Did you find a solution to your problem. I am very interested. Like you I have had similar problems with some ink colours?

I can see a bit of mottle in the green (its always the green!), but don’t forget Letterpress is low resolution. Its not like modern printing which compares itself to Photography. I can see though that small type needs to be crisp. You need lockable roller trucks on the Adana., not those ones that just roll around independant of the rollers. Also Poly rollers are brilliant, I find them much better than rubber. Very good choice.

Forgot to say Van Son rubber based is very good ink on uncoated stock. No problem there.

I have the same problems with inking on letterpress (adana 8x5). It’s just been serviced by Caslon but I still get weak coverage and what looks like mottling on small text, it almost seems as if the ink isn’t sticking properly and evenly to the type.
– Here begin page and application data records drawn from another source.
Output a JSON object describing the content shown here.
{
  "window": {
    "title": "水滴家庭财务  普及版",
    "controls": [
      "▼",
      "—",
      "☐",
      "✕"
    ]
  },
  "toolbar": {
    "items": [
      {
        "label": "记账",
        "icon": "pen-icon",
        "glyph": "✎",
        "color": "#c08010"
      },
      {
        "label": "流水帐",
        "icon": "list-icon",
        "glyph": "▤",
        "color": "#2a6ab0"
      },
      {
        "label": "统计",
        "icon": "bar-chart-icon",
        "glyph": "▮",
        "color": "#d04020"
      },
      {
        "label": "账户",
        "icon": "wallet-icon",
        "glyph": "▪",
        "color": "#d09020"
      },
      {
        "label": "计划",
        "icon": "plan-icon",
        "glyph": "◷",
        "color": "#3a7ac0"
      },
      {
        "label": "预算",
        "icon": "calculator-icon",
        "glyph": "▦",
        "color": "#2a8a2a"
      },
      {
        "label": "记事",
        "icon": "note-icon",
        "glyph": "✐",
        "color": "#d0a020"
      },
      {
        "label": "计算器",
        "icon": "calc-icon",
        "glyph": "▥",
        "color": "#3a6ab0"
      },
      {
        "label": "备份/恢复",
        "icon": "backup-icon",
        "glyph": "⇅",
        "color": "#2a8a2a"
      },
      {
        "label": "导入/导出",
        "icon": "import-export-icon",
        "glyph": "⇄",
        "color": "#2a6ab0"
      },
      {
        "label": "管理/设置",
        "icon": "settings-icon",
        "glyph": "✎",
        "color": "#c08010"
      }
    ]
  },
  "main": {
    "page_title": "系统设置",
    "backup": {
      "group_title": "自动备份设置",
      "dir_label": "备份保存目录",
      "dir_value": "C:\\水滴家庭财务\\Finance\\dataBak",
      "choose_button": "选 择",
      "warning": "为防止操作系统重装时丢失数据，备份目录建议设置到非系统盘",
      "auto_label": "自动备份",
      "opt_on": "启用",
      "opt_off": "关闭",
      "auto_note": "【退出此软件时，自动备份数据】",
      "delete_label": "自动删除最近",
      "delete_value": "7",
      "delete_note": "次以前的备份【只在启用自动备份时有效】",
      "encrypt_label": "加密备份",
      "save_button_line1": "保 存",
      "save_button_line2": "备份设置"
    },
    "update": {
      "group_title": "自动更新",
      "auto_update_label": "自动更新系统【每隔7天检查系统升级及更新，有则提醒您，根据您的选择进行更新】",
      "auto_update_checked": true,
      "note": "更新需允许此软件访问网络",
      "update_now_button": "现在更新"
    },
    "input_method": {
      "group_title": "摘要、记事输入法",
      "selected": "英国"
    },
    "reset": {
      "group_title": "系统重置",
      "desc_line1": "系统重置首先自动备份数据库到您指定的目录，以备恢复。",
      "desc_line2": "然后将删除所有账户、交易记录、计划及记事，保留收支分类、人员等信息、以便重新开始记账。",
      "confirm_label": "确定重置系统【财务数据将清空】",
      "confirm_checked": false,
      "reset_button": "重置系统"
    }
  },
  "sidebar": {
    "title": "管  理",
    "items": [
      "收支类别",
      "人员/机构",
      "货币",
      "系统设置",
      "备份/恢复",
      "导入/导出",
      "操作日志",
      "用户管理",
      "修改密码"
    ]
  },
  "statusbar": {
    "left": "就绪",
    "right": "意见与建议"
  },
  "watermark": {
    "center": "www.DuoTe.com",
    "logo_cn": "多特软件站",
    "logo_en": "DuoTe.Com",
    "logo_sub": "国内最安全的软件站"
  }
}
A real pain!

I’m using inks like vanson oil base, rubber base, sonagloss etc..

Wonder if I should try Caslon’s Adana ink in tubes - maybe this will work better?

The problem with small press, is the diameter of the rollers. The amount of ink on the roll is heavy at start, but once it goes around on the same image the amount of ink is less.

I would print the heavy type start and print it twice. And the fine type second with one passing. It will take longer to print the job, but you will get move ink coverage.